EXERCISE ▸ Word for word, retype each record shown below.

AVAILABLE DATA ▸

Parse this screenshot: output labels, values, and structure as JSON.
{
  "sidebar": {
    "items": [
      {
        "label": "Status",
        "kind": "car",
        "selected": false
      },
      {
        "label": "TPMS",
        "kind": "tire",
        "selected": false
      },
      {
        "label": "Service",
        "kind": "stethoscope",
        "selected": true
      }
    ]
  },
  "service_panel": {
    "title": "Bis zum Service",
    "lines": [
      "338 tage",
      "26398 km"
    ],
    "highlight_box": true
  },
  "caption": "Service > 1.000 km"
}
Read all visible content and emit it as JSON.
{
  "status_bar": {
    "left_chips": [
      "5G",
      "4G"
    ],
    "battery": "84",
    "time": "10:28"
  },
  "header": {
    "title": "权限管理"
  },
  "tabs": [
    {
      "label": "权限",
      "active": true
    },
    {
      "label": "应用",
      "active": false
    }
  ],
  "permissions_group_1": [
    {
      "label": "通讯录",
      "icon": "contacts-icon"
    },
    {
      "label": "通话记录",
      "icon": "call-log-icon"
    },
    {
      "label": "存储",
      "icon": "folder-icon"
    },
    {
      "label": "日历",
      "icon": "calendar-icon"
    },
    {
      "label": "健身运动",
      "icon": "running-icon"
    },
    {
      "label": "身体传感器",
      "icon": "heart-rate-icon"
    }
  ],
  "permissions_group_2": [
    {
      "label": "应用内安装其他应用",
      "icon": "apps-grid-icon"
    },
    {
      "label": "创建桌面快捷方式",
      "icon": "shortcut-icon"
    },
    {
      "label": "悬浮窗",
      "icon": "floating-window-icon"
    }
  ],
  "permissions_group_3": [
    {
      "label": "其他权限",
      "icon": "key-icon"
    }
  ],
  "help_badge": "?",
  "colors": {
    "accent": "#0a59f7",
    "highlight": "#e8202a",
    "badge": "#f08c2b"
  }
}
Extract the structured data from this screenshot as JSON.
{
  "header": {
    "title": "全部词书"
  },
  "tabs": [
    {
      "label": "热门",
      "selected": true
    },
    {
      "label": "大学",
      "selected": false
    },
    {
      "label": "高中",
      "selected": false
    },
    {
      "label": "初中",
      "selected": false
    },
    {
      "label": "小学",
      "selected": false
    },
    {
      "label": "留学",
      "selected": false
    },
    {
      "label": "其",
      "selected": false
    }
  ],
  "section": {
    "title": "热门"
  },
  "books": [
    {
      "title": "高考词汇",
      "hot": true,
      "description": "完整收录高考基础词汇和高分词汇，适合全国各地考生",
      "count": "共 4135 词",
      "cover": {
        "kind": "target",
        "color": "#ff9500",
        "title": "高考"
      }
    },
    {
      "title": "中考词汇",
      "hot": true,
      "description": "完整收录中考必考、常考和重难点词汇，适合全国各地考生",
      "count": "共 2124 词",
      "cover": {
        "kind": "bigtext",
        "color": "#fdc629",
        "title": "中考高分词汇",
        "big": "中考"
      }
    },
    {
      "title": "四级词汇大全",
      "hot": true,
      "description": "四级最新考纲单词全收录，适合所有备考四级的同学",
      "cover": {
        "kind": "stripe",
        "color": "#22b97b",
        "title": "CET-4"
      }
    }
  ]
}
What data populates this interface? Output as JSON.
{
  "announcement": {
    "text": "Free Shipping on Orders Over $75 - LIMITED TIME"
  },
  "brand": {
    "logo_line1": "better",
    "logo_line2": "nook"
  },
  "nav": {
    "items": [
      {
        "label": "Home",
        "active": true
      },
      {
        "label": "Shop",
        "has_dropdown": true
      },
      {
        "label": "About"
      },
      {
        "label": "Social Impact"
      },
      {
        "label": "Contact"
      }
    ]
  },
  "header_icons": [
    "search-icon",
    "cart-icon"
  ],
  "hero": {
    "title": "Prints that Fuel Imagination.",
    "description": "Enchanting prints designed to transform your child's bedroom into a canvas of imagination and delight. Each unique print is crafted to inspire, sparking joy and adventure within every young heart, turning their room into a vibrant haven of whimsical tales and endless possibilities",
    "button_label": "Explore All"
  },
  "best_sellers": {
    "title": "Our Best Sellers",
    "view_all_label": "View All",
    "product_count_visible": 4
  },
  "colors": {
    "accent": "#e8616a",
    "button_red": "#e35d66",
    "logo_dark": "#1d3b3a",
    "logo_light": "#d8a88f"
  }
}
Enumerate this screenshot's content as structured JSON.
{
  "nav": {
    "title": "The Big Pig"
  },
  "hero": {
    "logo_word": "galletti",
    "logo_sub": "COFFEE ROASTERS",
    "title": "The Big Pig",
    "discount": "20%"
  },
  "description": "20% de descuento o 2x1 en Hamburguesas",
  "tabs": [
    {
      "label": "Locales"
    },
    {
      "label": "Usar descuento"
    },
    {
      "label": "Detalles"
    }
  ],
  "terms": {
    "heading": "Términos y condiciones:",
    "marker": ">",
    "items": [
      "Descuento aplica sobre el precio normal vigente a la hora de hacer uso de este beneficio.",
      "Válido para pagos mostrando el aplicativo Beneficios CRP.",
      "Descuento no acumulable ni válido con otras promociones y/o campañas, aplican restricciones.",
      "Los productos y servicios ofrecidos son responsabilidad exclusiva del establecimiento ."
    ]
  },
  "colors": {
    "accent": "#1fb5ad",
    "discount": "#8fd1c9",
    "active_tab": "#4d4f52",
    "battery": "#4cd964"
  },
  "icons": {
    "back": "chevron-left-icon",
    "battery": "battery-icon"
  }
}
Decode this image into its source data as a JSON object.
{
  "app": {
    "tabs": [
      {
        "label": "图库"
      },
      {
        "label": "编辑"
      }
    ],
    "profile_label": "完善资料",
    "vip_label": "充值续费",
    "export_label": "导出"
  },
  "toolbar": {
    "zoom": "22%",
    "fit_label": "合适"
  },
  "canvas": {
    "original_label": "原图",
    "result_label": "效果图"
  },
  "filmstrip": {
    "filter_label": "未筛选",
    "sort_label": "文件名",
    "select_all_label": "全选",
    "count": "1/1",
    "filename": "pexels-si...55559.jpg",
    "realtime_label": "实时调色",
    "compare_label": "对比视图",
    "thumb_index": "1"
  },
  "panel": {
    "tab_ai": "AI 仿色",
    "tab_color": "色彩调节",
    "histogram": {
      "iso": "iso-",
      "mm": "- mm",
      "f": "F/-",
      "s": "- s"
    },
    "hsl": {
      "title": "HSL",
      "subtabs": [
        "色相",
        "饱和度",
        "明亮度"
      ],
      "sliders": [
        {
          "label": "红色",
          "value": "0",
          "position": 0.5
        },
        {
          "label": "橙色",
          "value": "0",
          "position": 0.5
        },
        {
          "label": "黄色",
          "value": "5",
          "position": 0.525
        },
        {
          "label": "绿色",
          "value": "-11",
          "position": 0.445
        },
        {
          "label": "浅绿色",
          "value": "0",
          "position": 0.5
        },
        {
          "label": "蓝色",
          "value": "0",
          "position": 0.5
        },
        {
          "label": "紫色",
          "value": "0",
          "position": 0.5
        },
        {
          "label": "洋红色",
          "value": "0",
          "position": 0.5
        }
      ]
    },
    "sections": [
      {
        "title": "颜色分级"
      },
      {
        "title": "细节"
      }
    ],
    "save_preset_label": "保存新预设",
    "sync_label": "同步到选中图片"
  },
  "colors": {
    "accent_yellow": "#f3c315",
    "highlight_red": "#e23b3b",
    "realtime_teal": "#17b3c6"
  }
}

EXERCISE RESPONSE ▸
Parse this screenshot: output labels, values, and structure as JSON.
{
  "sidebar": {
    "items": [
      {
        "label": "Status",
        "kind": "car",
        "selected": false
      },
      {
        "label": "TPMS",
        "kind": "tire",
        "selected": false
      },
      {
        "label": "Service",
        "kind": "stethoscope",
        "selected": true
      }
    ]
  },
  "service_panel": {
    "title": "Bis zum Service",
    "lines": [
      "338 tage",
      "26398 km"
    ],
    "highlight_box": true
  },
  "caption": "Service > 1.000 km"
}
Read all visible content and emit it as JSON.
{
  "status_bar": {
    "left_chips": [
      "5G",
      "4G"
    ],
    "battery": "84",
    "time": "10:28"
  },
  "header": {
    "title": "权限管理"
  },
  "tabs": [
    {
      "label": "权限",
      "active": true
    },
    {
      "label": "应用",
      "active": false
    }
  ],
  "permissions_group_1": [
    {
      "label": "通讯录",
      "icon": "contacts-icon"
    },
    {
      "label": "通话记录",
      "icon": "call-log-icon"
    },
    {
      "label": "存储",
      "icon": "folder-icon"
    },
    {
      "label": "日历",
      "icon": "calendar-icon"
    },
    {
      "label": "健身运动",
      "icon": "running-icon"
    },
    {
      "label": "身体传感器",
      "icon": "heart-rate-icon"
    }
  ],
  "permissions_group_2": [
    {
      "label": "应用内安装其他应用",
      "icon": "apps-grid-icon"
    },
    {
      "label": "创建桌面快捷方式",
      "icon": "shortcut-icon"
    },
    {
      "label": "悬浮窗",
      "icon": "floating-window-icon"
    }
  ],
  "permissions_group_3": [
    {
      "label": "其他权限",
      "icon": "key-icon"
    }
  ],
  "help_badge": "?",
  "colors": {
    "accent": "#0a59f7",
    "highlight": "#e8202a",
    "badge": "#f08c2b"
  }
}
Extract the structured data from this screenshot as JSON.
{
  "header": {
    "title": "全部词书"
  },
  "tabs": [
    {
      "label": "热门",
      "selected": true
    },
    {
      "label": "大学",
      "selected": false
    },
    {
      "label": "高中",
      "selected": false
    },
    {
      "label": "初中",
      "selected": false
    },
    {
      "label": "小学",
      "selected": false
    },
    {
      "label": "留学",
      "selected": false
    },
    {
      "label": "其",
      "selected": false
    }
  ],
  "section": {
    "title": "热门"
  },
  "books": [
    {
      "title": "高考词汇",
      "hot": true,
      "description": "完整收录高考基础词汇和高分词汇，适合全国各地考生",
      "count": "共 4135 词",
      "cover": {
        "kind": "target",
        "color": "#ff9500",
        "title": "高考"
      }
    },
    {
      "title": "中考词汇",
      "hot": true,
      "description": "完整收录中考必考、常考和重难点词汇，适合全国各地考生",
      "count": "共 2124 词",
      "cover": {
        "kind": "bigtext",
        "color": "#fdc629",
        "title": "中考高分词汇",
        "big": "中考"
      }
    },
    {
      "title": "四级词汇大全",
      "hot": true,
      "description": "四级最新考纲单词全收录，适合所有备考四级的同学",
      "cover": {
        "kind": "stripe",
        "color": "#22b97b",
        "title": "CET-4"
      }
    }
  ]
}
What data populates this interface? Output as JSON.
{
  "announcement": {
    "text": "Free Shipping on Orders Over $75 - LIMITED TIME"
  },
  "brand": {
    "logo_line1": "better",
    "logo_line2": "nook"
  },
  "nav": {
    "items": [
      {
        "label": "Home",
        "active": true
      },
      {
        "label": "Shop",
        "has_dropdown": true
      },
      {
        "label": "About"
      },
      {
        "label": "Social Impact"
      },
      {
        "label": "Contact"
      }
    ]
  },
  "header_icons": [
    "search-icon",
    "cart-icon"
  ],
  "hero": {
    "title": "Prints that Fuel Imagination.",
    "description": "Enchanting prints designed to transform your child's bedroom into a canvas of imagination and delight. Each unique print is crafted to inspire, sparking joy and adventure within every young heart, turning their room into a vibrant haven of whimsical tales and endless possibilities",
    "button_label": "Explore All"
  },
  "best_sellers": {
    "title": "Our Best Sellers",
    "view_all_label": "View All",
    "product_count_visible": 4
  },
  "colors": {
    "accent": "#e8616a",
    "button_red": "#e35d66",
    "logo_dark": "#1d3b3a",
    "logo_light": "#d8a88f"
  }
}
Enumerate this screenshot's content as structured JSON.
{
  "nav": {
    "title": "The Big Pig"
  },
  "hero": {
    "logo_word": "galletti",
    "logo_sub": "COFFEE ROASTERS",
    "title": "The Big Pig",
    "discount": "20%"
  },
  "description": "20% de descuento o 2x1 en Hamburguesas",
  "tabs": [
    {
      "label": "Locales"
    },
    {
      "label": "Usar descuento"
    },
    {
      "label": "Detalles"
    }
  ],
  "terms": {
    "heading": "Términos y condiciones:",
    "marker": ">",
    "items": [
      "Descuento aplica sobre el precio normal vigente a la hora de hacer uso de este beneficio.",
      "Válido para pagos mostrando el aplicativo Beneficios CRP.",
      "Descuento no acumulable ni válido con otras promociones y/o campañas, aplican restricciones.",
      "Los productos y servicios ofrecidos son responsabilidad exclusiva del establecimiento ."
    ]
  },
  "colors": {
    "accent": "#1fb5ad",
    "discount": "#8fd1c9",
    "active_tab": "#4d4f52",
    "battery": "#4cd964"
  },
  "icons": {
    "back": "chevron-left-icon",
    "battery": "battery-icon"
  }
}
Decode this image into its source data as a JSON object.
{
  "app": {
    "tabs": [
      {
        "label": "图库"
      },
      {
        "label": "编辑"
      }
    ],
    "profile_label": "完善资料",
    "vip_label": "充值续费",
    "export_label": "导出"
  },
  "toolbar": {
    "zoom": "22%",
    "fit_label": "合适"
  },
  "canvas": {
    "original_label": "原图",
    "result_label": "效果图"
  },
  "filmstrip": {
    "filter_label": "未筛选",
    "sort_label": "文件名",
    "select_all_label": "全选",
    "count": "1/1",
    "filename": "pexels-si...55559.jpg",
    "realtime_label": "实时调色",
    "compare_label": "对比视图",
    "thumb_index": "1"
  },
  "panel": {
    "tab_ai": "AI 仿色",
    "tab_color": "色彩调节",
    "histogram": {
      "iso": "iso-",
      "mm": "- mm",
      "f": "F/-",
      "s": "- s"
    },
    "hsl": {
      "title": "HSL",
      "subtabs": [
        "色相",
        "饱和度",
        "明亮度"
      ],
      "sliders": [
        {
          "label": "红色",
          "value": "0",
          "position": 0.5
        },
        {
          "label": "橙色",
          "value": "0",
          "position": 0.5
        },
        {
          "label": "黄色",
          "value": "5",
          "position": 0.525
        },
        {
          "label": "绿色",
          "value": "-11",
          "position": 0.445
        },
        {
          "label": "浅绿色",
          "value": "0",
          "position": 0.5
        },
        {
          "label": "蓝色",
          "value": "0",
          "position": 0.5
        },
        {
          "label": "紫色",
          "value": "0",
          "position": 0.5
        },
        {
          "label": "洋红色",
          "value": "0",
          "position": 0.5
        }
      ]
    },
    "sections": [
      {
        "title": "颜色分级"
      },
      {
        "title": "细节"
      }
    ],
    "save_preset_label": "保存新预设",
    "sync_label": "同步到选中图片"
  },
  "colors": {
    "accent_yellow": "#f3c315",
    "highlight_red": "#e23b3b",
    "realtime_teal": "#17b3c6"
  }
}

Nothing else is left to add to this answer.